This Article was first published in DAWN Magazine on 31st May 2015
Summer camps Ask a parent / guardian how they came to their decision on choosing a particular summer camp and the standard response is: activity type, time and cost. Rarely do you hear parents mention safety and security at the summer camp as a key deciding factor.
Here are some of the questions as a guardian / parent you must ask yourself and the camp administrators when making your choice:
What is the safety awareness and capability of the staff involved?
Off from school children need to have fun during vacations; make sure that your child is safe when (s)he is out and about
— There should be someone with basic first aid capabilities and preferably a nurse.
Are the staff members regulars (have worked with the camp before) or new comers?
— Credibility and background of the staff should be clear.
Are activities all on the facility, if not how will the children be transported to and fro?
— It’s important to know when the child will go to an offsite facility.
— Know if they are being taken in bigger vehicles or in cars.
- Your child may never have traveled in different types of transport and their curiosity could result in their being harmed accidentally.
Does the camp have a robust system to deal with who collects the child from the campus?
— Make sure the camp only lets your child leave with the person you’ve authorised.
Are water-based activities involved?

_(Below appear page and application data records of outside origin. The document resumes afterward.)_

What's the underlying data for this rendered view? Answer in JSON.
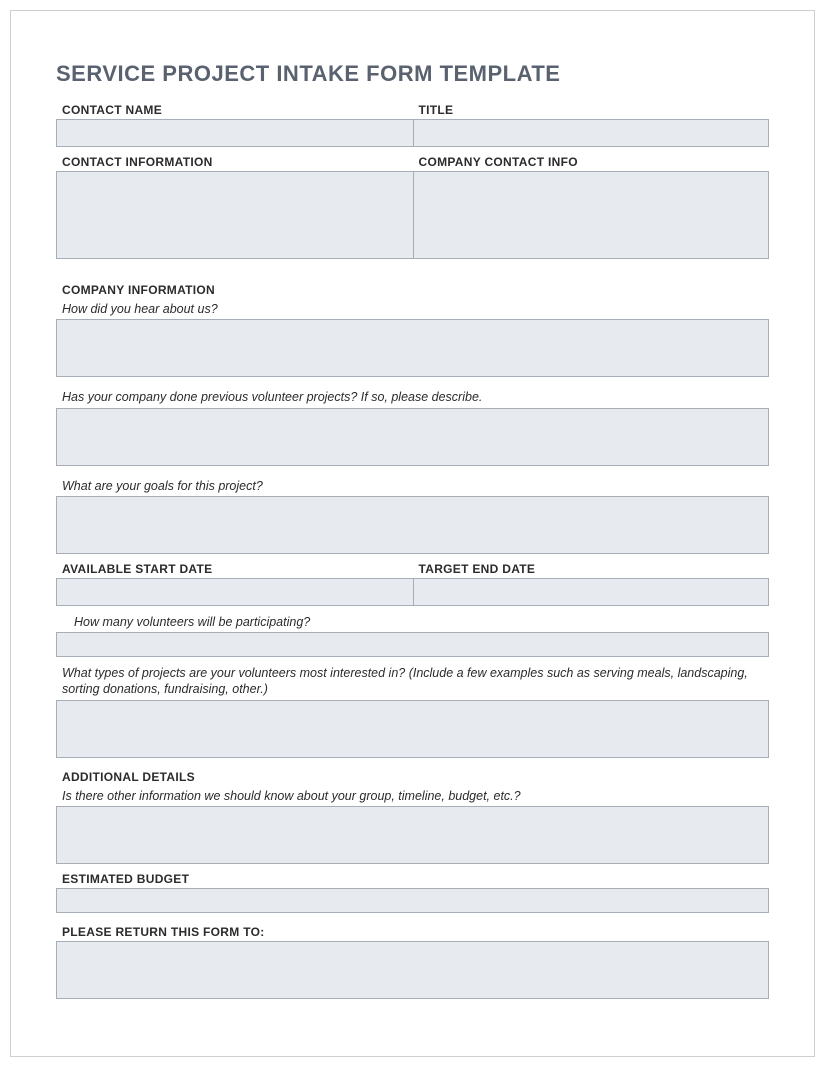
{
  "title": "SERVICE PROJECT INTAKE FORM TEMPLATE",
  "labels": {
    "contact_name": "CONTACT NAME",
    "title_field": "TITLE",
    "contact_info": "CONTACT INFORMATION",
    "company_contact_info": "COMPANY CONTACT INFO",
    "company_info": "COMPANY INFORMATION",
    "hear_about": "How did you hear about us?",
    "previous_projects": "Has your company done previous volunteer projects? If so, please describe.",
    "goals": "What are your goals for this project?",
    "start_date": "AVAILABLE START DATE",
    "end_date": "TARGET END DATE",
    "volunteers": "How many volunteers will be participating?",
    "project_types": "What types of projects are your volunteers most interested in? (Include a few examples such as serving meals, landscaping, sorting donations, fundraising, other.)",
    "additional_details": "ADDITIONAL DETAILS",
    "other_info": "Is there other information we should know about your group, timeline, budget, etc.?",
    "budget": "ESTIMATED BUDGET",
    "return_to": "PLEASE RETURN THIS FORM TO:"
  }
}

If so how many qualified safety instructors / attendants are available?
— Swimming accidents can occur even if flotation devices are used, therefore the children should be under supervision for the entire period they’re in the water.
What is the child-to-instructor ratio at the camp? Generally the fewer children per instructor there are, the better it is.

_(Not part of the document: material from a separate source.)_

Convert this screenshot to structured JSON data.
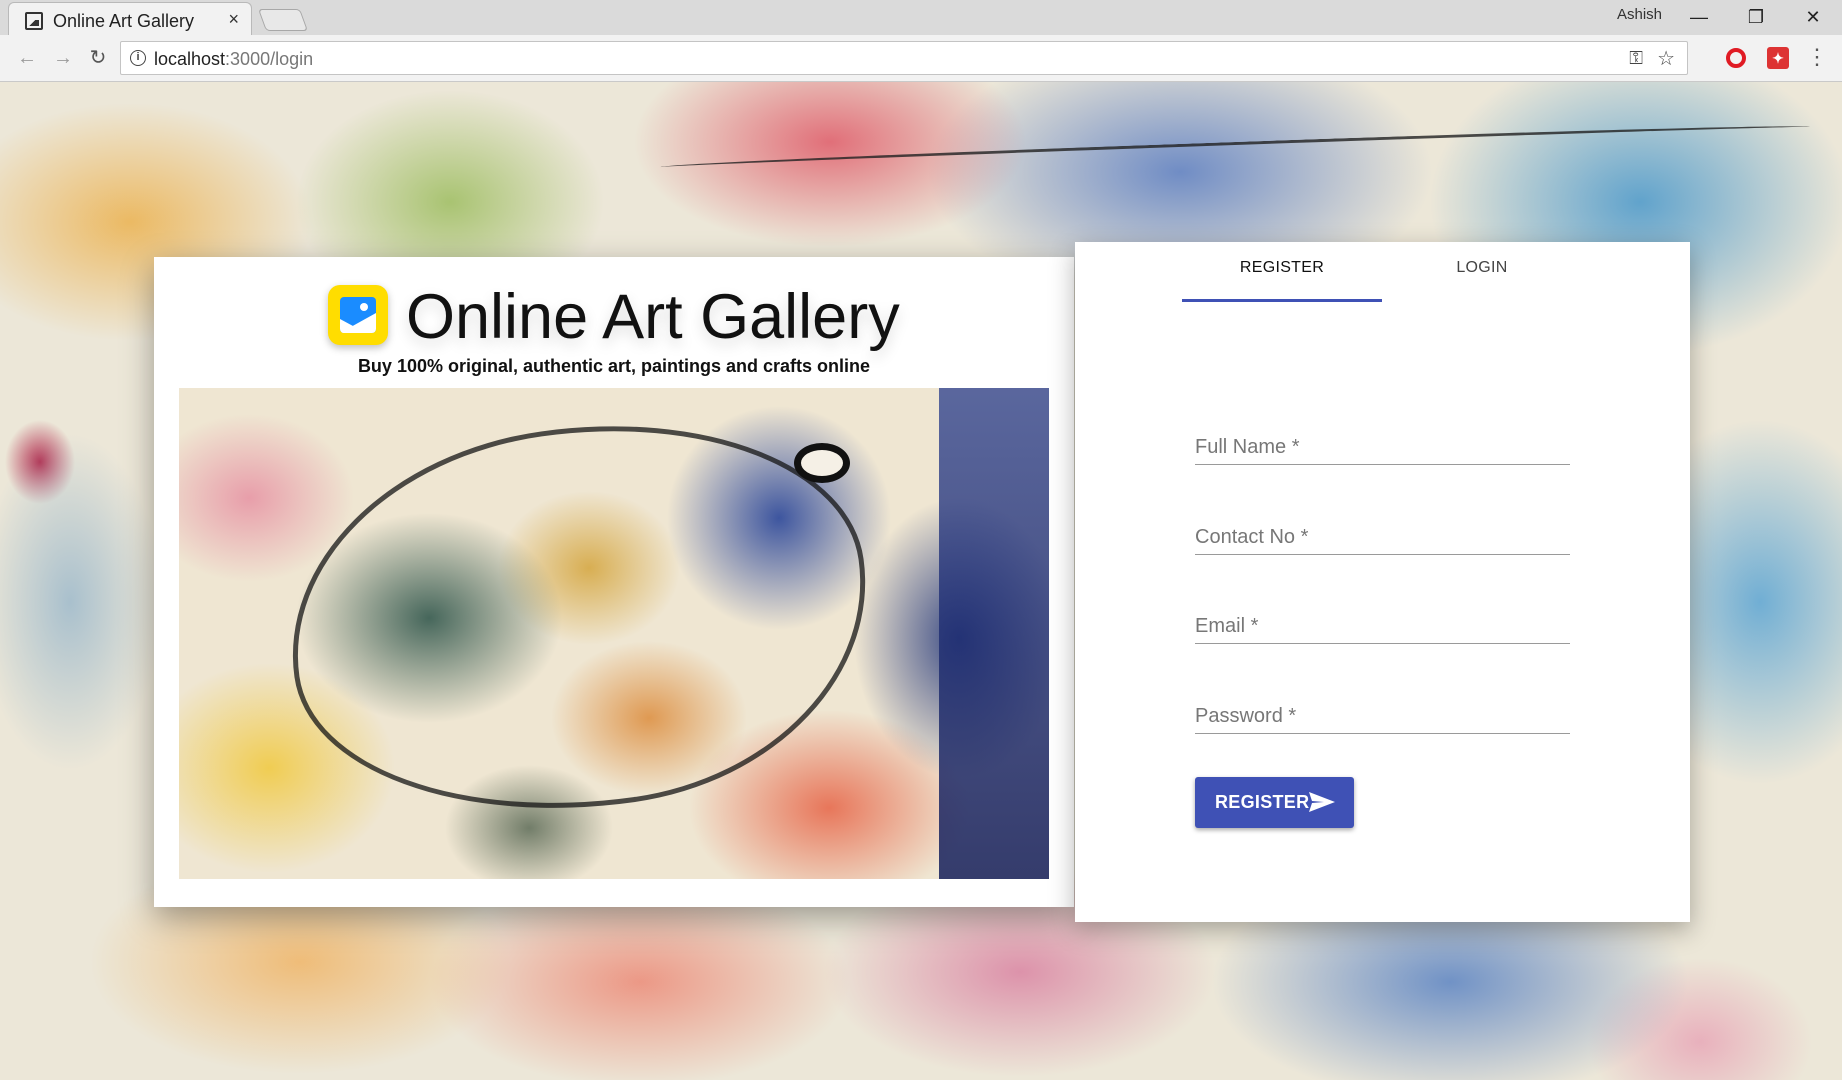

— The only predictable thing about children is that they are unpredictable, therefore supervision of all their activities is important.

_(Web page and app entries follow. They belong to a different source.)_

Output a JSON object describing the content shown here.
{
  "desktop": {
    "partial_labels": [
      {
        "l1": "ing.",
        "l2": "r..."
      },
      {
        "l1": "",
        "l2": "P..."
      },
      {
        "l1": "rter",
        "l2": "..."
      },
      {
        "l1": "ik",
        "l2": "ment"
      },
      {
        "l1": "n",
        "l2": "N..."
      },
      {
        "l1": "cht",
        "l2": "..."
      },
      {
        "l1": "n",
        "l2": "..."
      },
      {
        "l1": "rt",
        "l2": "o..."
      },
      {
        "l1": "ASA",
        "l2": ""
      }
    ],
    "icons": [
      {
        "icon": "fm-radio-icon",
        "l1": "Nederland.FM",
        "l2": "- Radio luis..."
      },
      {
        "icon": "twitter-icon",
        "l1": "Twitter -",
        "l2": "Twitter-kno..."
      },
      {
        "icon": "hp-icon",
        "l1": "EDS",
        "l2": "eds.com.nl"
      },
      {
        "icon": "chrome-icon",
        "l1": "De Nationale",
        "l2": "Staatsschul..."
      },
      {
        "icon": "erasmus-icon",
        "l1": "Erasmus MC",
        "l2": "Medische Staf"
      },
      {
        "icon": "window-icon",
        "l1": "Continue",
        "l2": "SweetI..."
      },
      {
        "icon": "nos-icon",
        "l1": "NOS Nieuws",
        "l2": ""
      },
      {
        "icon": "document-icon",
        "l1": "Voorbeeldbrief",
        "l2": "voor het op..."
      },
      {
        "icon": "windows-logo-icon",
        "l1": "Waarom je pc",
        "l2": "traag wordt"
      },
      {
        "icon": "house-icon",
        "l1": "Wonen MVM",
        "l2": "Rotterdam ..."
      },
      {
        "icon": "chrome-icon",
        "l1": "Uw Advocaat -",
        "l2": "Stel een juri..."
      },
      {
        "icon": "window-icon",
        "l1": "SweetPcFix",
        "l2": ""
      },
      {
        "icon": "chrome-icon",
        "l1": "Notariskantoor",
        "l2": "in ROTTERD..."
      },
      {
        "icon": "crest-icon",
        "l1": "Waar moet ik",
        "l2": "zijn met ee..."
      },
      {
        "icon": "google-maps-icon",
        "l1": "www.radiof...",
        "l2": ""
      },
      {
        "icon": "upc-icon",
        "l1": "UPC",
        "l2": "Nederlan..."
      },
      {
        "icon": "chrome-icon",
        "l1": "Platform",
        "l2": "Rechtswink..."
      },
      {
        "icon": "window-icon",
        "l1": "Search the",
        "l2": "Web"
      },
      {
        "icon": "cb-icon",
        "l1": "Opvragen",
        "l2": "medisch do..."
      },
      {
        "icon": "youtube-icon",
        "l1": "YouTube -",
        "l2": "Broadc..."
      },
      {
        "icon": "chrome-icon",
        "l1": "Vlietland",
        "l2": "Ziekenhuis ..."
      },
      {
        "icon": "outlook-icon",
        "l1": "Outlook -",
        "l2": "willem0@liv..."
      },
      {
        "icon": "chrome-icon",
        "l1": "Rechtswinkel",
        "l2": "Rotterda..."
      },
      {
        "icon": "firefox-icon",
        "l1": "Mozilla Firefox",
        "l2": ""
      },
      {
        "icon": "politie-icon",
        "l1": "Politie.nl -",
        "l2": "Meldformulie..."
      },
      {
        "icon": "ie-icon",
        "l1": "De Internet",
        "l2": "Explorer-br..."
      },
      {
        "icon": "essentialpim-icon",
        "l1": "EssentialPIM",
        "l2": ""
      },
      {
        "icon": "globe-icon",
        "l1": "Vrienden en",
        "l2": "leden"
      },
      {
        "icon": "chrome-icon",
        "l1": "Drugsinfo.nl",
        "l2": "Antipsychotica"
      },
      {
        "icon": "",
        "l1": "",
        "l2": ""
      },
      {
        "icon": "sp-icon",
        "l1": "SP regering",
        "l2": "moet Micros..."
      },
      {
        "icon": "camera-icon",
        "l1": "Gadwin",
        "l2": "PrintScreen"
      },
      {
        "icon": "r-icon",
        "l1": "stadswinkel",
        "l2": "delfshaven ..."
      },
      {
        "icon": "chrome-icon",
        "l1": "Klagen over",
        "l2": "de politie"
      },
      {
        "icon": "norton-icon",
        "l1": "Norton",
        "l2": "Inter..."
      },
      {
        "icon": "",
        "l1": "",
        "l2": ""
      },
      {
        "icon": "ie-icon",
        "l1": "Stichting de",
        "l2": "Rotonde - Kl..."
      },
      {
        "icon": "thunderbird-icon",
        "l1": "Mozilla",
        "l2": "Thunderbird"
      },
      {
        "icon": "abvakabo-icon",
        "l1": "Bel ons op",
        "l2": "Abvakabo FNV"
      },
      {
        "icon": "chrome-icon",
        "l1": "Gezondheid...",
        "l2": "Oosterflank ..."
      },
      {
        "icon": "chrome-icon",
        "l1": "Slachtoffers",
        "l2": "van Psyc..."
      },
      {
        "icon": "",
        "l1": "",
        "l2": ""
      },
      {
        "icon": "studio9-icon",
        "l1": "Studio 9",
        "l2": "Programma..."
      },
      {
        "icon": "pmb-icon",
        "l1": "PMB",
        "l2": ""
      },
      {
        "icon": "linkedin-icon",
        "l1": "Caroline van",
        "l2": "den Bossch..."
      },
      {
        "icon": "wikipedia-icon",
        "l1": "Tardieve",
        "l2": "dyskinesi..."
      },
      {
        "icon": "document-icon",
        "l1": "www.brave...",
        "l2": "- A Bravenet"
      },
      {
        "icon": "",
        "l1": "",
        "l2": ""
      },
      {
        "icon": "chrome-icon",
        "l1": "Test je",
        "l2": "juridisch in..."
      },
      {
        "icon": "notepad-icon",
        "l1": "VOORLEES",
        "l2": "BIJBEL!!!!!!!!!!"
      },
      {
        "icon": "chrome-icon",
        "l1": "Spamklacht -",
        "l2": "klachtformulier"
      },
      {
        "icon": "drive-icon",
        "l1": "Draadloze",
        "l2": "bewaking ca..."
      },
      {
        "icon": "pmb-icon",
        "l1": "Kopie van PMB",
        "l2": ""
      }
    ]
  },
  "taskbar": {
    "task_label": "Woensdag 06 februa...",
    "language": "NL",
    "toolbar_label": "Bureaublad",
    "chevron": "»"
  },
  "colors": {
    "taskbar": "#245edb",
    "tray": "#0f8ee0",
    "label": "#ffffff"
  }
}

— Also it is important to realise that the child may not be comfortable informing the attendants if they are feeling unwell or need to use the washrooms, it’s the attendants who need to pick up on the signs.
How experienced is the camp owner / administrator?
— It’s not uncommon for school teachers to arrange a camp in their homes; however, just because they belong to the teaching fraternity doesn’t automatically qualify them as good administrators.
— If the camp has existed for a period of time find out experiences of past attendees. In this day and age of social media information is easy to come; you can search online for information.
Experienced summer camp organisers will generally be able to satisfy you with their responses to the questions stated here. If they fail to provide satisfactory response or say they’ll implement the measures during the camp, then do follow up and ensure it happens. Remember, the ultimate responsibility for your child’s safety lies with you.
Whatever the occasion, religious or festive, firecrackers are increasingly used by children and adults alike. Safety, however, is generally an afterthought and is often too late for a victim.
Here are some of the safety considerations to keep in mind while using firecrackers:
— Have adult supervision of children around
— Light firecrackers outdoors, as they are potential fire hazards
— Light a single firecracker at a time
— Keep a bucket of water nearby
— Tie back long hair
— Wear some eye protection when handling firecrackers, especially when using hand-held ones
— Soak expended firecrackers in a bucket of water to cool them before disposing of them
— Dispose of a firecracker in a bin which does not contain any flammable materials if not previously properly doused with water.
— Hold a firecracker while lighting it
— Pick up failed firecrackers, they could still explode
— Relight a failed firecracker
— Bend directly over a firecracker when lighting it
— Wear loose clothing while handling or being around firecrackers
— Throw firecrackers at passing people, vehicles or in someone’s property
— Point firecrackers towards homes
If you do get harmed while using a firecracker here are some things you can do:
In case of minor burns:
— Run cool (not cold) tap water over the affected area. Avoid mineral water that has additives in it.
— Do not apply ointments or creams
— Don’t use toothpaste or other home remedies
— Cover the injured area loosely with a clean dry cloth or bandage.
In case of more severe burns / wounds immediately rush to the nearest medical facility.
Signs of severe burns are (but not limited to):
— The burn area is larger than the size of the palm of an adult
— The burn extends beyond the surface of the skin
— Eyes are involved
In case of injuries from the explosion of the firecracker:
— Cover the affected portion with a clean cloth
— Try to stop any bleeding that may occur by applying pressure on it
— Immediately take the victim to the hospital
Remember to always ask the victim:
— Where they feel pain, if at all?
— Can they hear properly?
— Can they move their limbs?
Answers in the negative are general indication of internal injuries and trauma that need immediate and specialised care. It is also important to ensure that while transporting the victim to the hospital every care is taken to not cause further injury.
Summer heat and children
When children are going out in hot weather, during the day, remind the children to:
— Keep cool and hydrated by drinking plenty of water
— Cover the head and nape of the neck when out in the sun
— Use sun-block and take more breaks in the shade during extended outdoor activities.